EXERCISE:
Report each line from the entries in which "Script" can be found.
== Segment start ==
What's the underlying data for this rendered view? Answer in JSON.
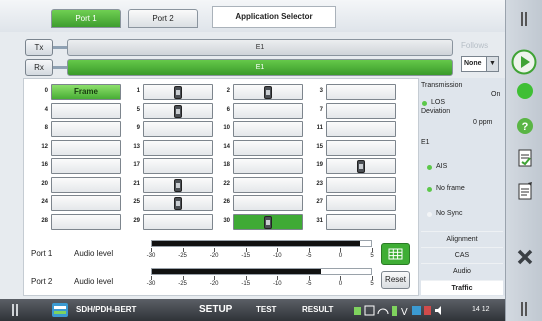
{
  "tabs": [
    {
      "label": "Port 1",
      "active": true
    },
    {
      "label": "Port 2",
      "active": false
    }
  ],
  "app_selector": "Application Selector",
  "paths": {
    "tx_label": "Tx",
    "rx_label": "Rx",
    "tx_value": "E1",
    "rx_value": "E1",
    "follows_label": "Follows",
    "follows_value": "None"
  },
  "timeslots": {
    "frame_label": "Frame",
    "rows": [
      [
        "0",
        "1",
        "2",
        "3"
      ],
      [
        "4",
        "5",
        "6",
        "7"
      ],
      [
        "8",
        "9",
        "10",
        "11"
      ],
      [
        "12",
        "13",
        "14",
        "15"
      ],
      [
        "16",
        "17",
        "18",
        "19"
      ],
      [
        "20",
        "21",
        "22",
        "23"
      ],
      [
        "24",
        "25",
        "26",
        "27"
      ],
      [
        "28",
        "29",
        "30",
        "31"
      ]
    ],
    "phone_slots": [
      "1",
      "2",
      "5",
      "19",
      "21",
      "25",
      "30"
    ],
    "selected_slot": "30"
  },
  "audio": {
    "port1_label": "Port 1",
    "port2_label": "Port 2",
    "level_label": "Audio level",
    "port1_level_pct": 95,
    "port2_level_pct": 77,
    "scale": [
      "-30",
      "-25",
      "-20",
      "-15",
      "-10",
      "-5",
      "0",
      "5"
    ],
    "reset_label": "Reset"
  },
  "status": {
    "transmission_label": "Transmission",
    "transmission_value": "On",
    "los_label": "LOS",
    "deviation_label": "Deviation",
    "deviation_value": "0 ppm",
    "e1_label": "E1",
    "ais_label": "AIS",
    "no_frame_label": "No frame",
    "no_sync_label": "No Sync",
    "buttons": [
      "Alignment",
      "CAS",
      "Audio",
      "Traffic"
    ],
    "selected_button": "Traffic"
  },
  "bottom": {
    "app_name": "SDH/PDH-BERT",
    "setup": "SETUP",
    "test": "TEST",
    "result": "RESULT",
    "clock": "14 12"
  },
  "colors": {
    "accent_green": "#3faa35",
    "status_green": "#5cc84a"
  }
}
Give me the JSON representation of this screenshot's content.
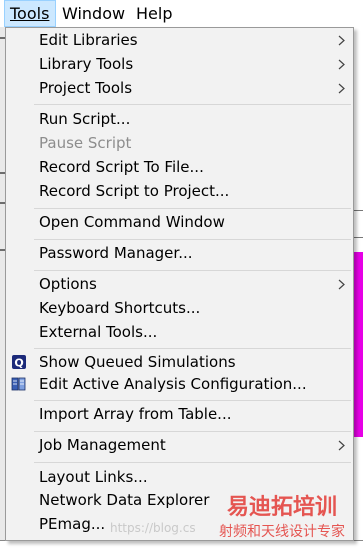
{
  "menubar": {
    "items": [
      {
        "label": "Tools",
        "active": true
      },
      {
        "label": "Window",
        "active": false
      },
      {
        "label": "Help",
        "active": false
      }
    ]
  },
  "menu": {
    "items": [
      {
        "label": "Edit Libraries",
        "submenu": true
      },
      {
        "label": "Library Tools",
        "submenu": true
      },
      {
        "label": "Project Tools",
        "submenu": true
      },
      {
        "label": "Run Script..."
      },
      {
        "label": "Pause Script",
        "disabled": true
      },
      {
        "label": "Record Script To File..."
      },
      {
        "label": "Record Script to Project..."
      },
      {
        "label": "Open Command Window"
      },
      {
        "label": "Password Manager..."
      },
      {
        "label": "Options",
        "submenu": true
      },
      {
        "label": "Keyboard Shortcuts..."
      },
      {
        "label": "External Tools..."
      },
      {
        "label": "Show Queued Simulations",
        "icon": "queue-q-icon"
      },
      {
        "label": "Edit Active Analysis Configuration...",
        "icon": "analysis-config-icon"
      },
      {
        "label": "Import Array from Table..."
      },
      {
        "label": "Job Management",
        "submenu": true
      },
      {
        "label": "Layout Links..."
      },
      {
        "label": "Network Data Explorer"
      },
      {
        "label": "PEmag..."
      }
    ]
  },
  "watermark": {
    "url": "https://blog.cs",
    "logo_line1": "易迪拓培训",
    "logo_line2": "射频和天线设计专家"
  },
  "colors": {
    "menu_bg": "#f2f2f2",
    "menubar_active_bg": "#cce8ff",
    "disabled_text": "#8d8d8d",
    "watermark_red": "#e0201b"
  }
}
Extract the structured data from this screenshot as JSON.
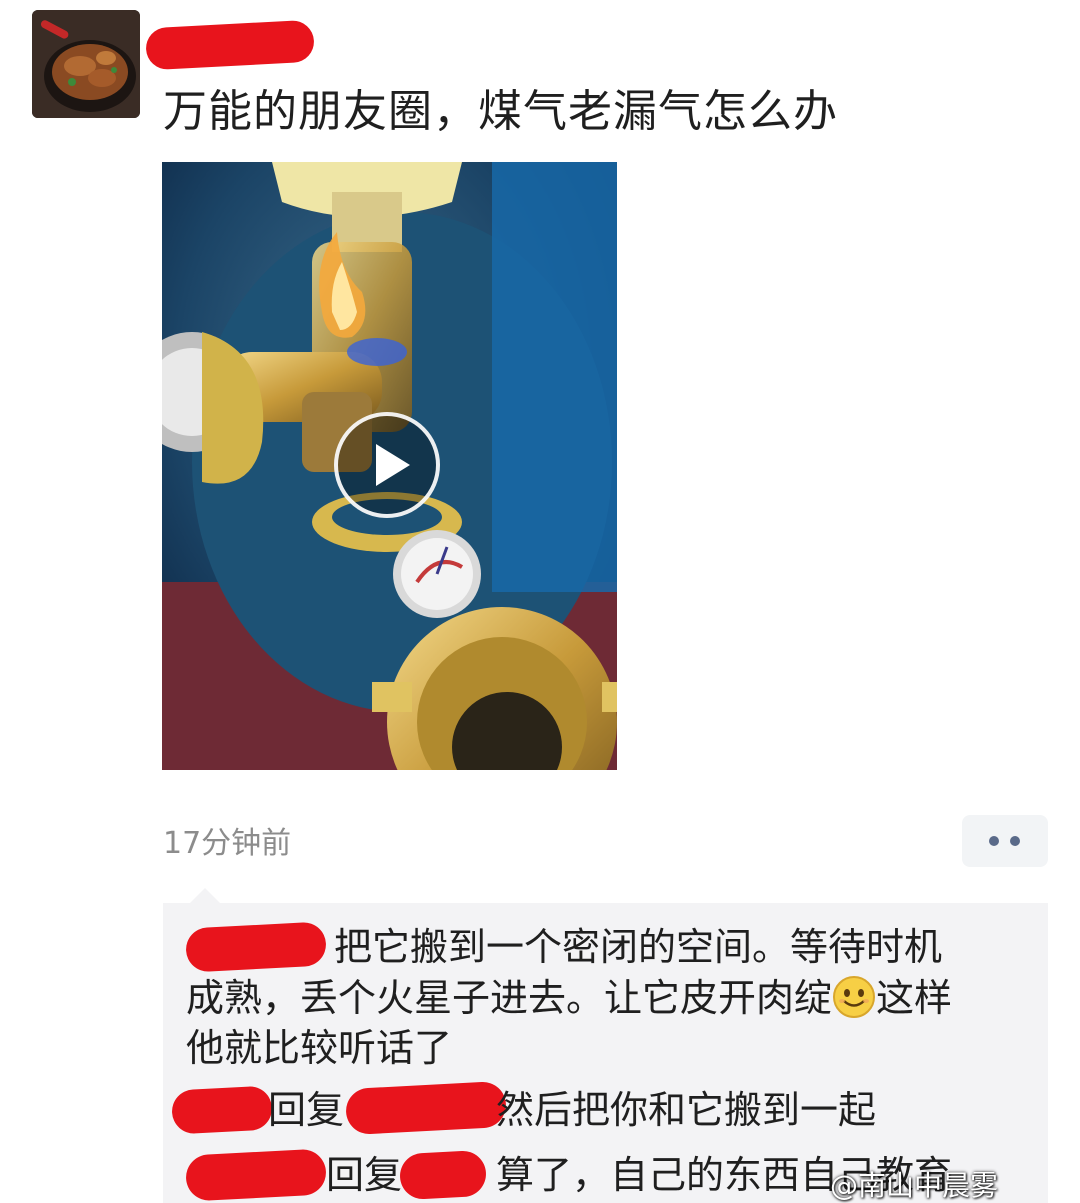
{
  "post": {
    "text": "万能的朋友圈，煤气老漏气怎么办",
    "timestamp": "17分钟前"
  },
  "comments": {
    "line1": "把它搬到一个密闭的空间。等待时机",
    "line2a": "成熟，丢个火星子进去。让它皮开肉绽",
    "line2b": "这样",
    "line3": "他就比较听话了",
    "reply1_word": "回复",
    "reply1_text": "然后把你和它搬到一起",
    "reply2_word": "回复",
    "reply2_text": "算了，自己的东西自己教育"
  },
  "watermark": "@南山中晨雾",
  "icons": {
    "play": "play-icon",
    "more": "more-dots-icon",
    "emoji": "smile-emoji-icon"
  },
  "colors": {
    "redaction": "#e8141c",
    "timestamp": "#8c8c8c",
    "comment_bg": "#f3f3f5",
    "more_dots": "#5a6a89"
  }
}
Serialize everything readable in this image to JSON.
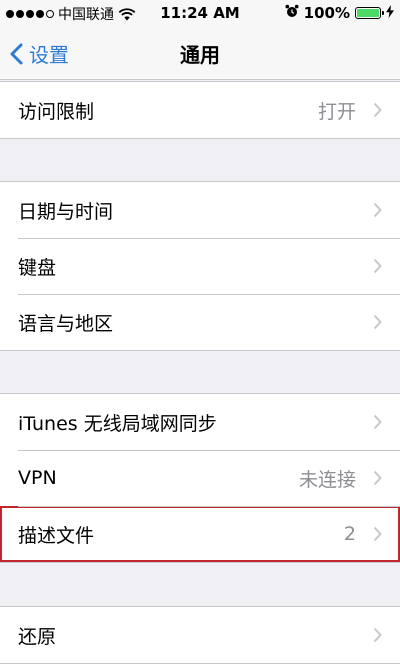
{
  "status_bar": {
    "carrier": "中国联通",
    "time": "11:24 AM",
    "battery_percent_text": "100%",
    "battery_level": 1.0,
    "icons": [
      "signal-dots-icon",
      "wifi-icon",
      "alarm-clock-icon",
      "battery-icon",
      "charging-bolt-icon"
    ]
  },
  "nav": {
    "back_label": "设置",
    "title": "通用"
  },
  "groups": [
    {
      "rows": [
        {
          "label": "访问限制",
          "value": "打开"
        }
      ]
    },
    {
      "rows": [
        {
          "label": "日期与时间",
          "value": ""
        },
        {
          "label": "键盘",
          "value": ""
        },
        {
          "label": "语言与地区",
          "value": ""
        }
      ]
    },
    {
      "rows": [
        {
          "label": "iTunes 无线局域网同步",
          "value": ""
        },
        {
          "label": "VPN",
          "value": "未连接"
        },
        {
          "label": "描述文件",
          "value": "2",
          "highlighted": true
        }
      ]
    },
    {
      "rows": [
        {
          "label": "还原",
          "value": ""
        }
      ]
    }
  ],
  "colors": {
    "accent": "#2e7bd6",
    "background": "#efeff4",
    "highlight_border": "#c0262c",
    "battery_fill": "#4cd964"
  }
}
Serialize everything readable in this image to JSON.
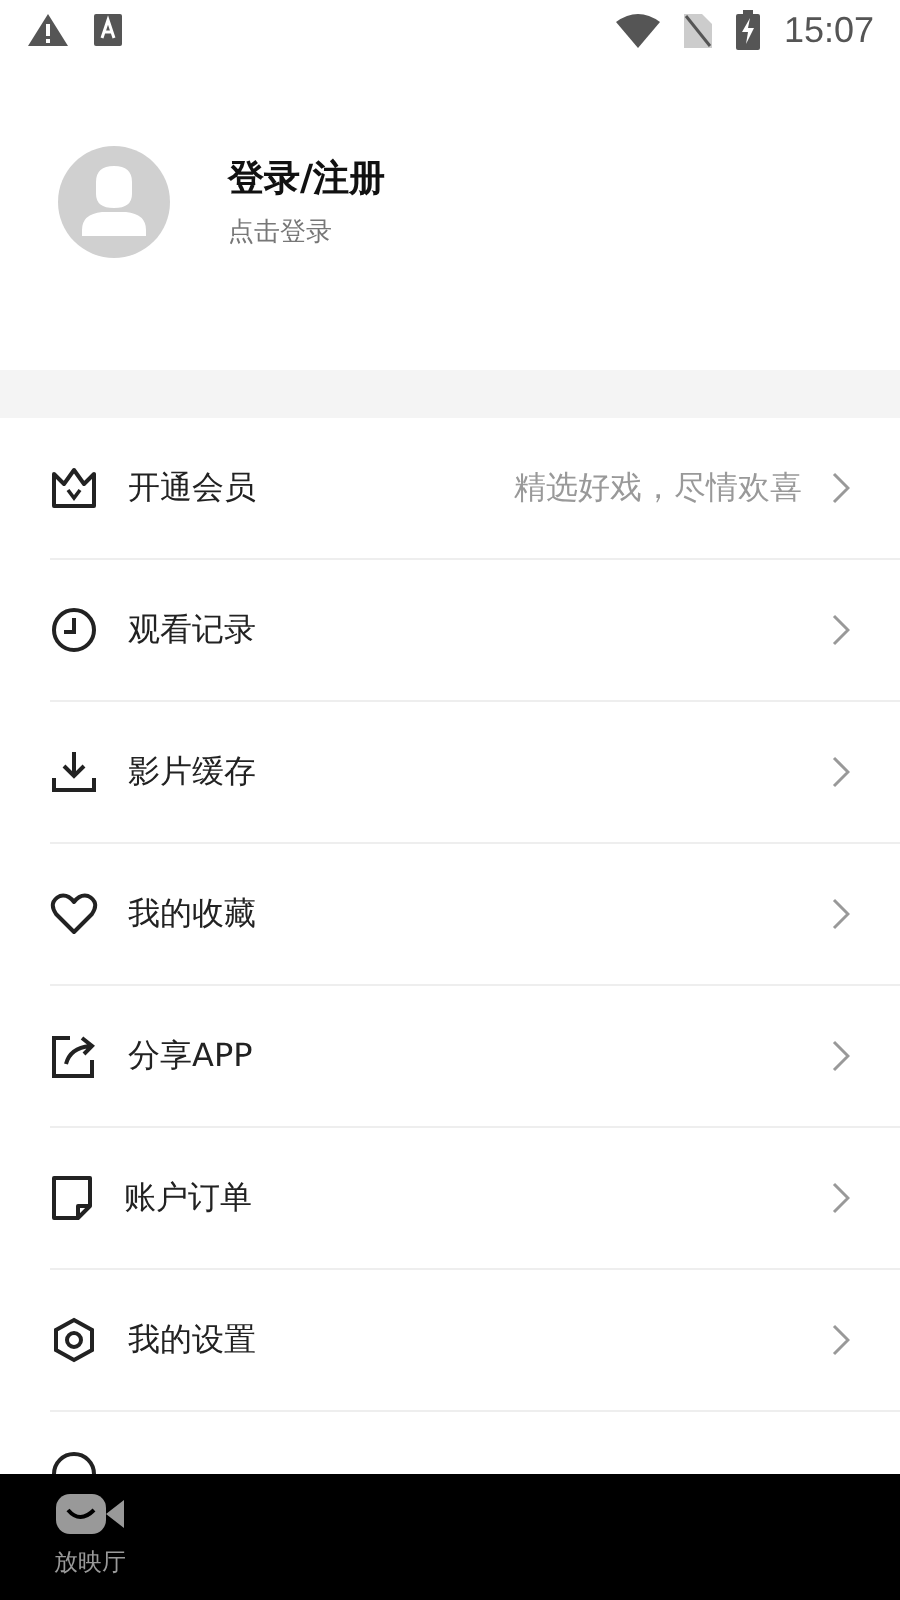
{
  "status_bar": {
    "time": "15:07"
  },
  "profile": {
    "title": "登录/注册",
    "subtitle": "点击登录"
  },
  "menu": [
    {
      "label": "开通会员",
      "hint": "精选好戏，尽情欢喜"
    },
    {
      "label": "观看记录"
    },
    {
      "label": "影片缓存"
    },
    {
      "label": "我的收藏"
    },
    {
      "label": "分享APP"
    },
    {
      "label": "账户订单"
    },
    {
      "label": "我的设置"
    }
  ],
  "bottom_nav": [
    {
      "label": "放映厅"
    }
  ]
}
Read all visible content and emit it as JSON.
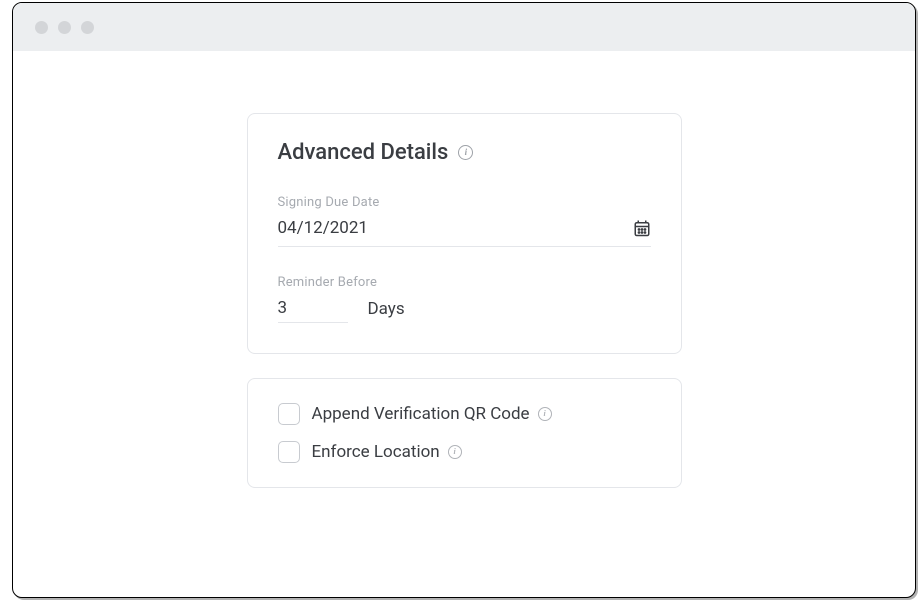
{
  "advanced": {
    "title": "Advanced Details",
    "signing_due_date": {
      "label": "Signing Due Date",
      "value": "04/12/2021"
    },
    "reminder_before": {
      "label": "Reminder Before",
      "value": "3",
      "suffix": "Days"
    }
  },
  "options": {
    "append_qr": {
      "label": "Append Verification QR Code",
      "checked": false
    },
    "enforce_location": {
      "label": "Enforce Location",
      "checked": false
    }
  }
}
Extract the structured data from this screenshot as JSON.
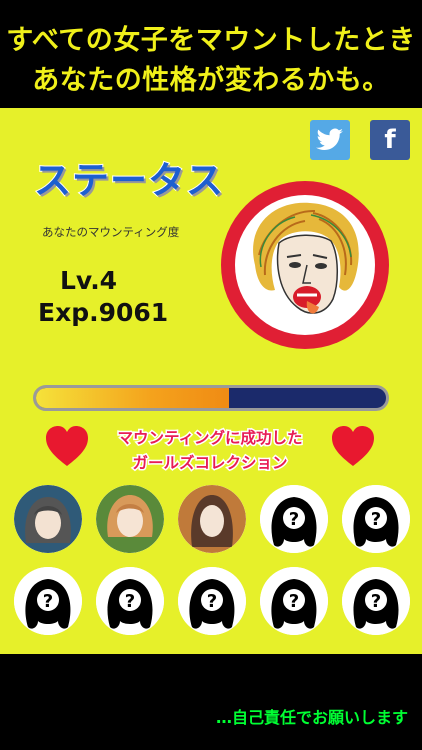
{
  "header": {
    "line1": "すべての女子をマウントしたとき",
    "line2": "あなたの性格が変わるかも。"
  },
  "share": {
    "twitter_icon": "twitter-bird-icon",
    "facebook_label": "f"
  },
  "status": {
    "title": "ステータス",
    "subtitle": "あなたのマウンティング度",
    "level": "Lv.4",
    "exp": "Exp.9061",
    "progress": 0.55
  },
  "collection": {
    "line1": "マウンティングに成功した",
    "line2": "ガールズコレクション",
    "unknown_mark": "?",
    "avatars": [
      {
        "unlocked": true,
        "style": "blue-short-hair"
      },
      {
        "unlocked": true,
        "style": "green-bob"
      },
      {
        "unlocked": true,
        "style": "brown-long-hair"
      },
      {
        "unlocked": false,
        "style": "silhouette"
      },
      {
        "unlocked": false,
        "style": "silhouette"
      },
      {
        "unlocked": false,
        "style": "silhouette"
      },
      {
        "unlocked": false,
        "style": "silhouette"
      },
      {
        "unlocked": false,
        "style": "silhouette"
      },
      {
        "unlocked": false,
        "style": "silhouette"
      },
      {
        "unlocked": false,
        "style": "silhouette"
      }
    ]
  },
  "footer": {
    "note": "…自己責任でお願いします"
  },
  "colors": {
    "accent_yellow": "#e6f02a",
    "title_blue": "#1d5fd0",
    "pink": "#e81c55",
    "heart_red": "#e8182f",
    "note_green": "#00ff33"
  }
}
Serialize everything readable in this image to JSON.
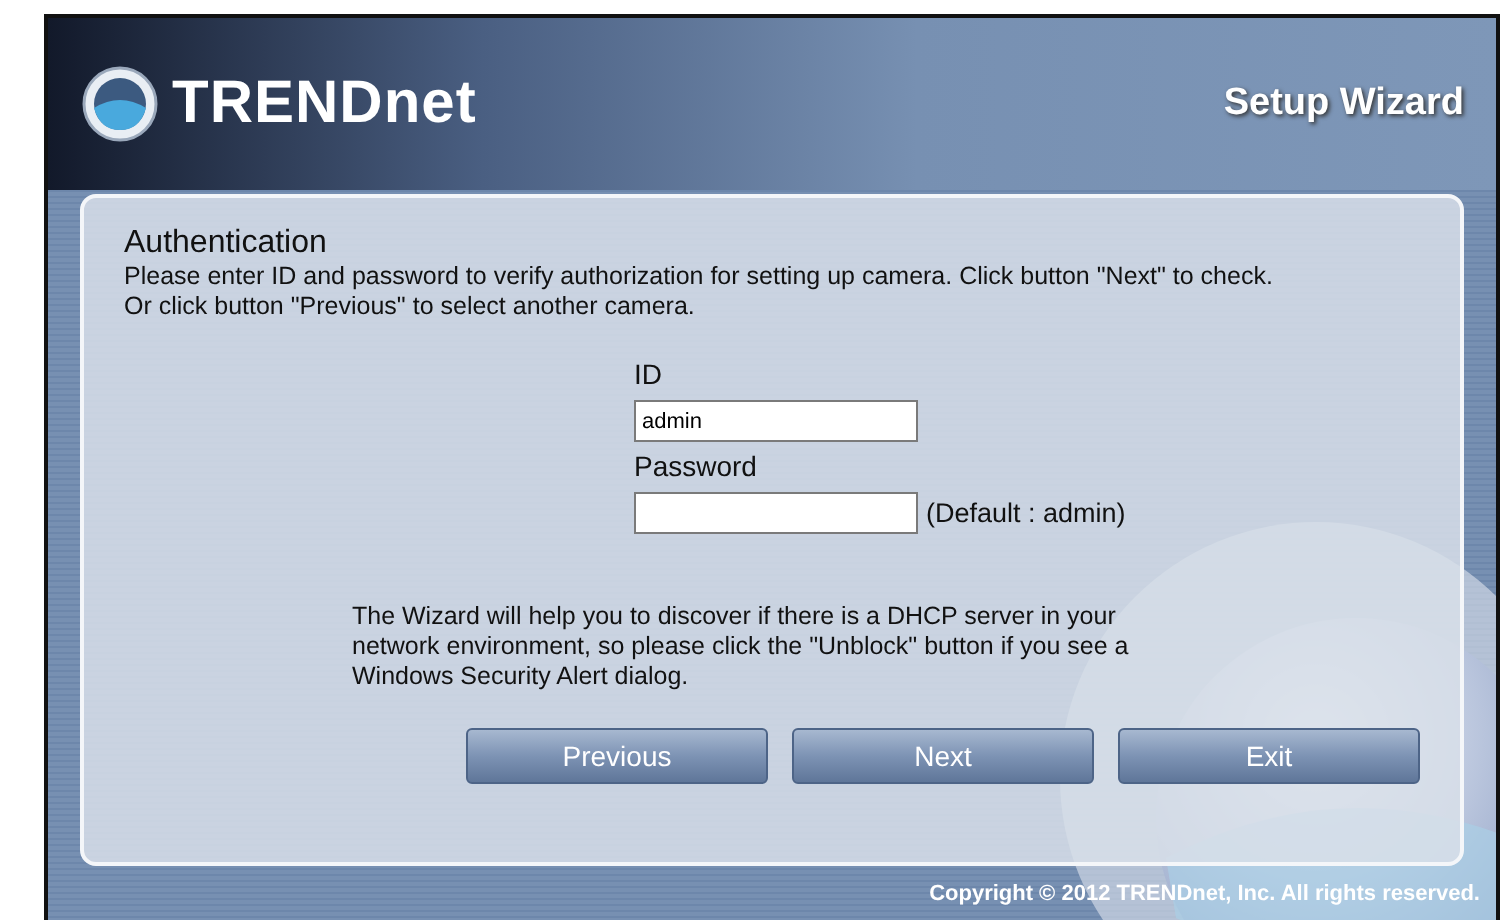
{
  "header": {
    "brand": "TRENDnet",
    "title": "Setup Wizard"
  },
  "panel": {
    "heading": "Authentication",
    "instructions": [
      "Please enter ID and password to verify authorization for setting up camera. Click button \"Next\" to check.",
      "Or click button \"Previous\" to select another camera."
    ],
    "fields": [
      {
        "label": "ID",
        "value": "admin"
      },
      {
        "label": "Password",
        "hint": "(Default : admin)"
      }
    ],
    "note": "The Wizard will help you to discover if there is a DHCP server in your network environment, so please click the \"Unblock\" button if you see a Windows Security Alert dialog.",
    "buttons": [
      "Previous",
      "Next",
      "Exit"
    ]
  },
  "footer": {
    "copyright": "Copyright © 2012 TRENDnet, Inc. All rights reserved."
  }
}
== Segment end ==
SOLUTION TO THE EXERCISE:
        "label": "Run Script..."
        "label": "Pause Script",
        "label": "Record Script To File..."
        "label": "Record Script to Project..."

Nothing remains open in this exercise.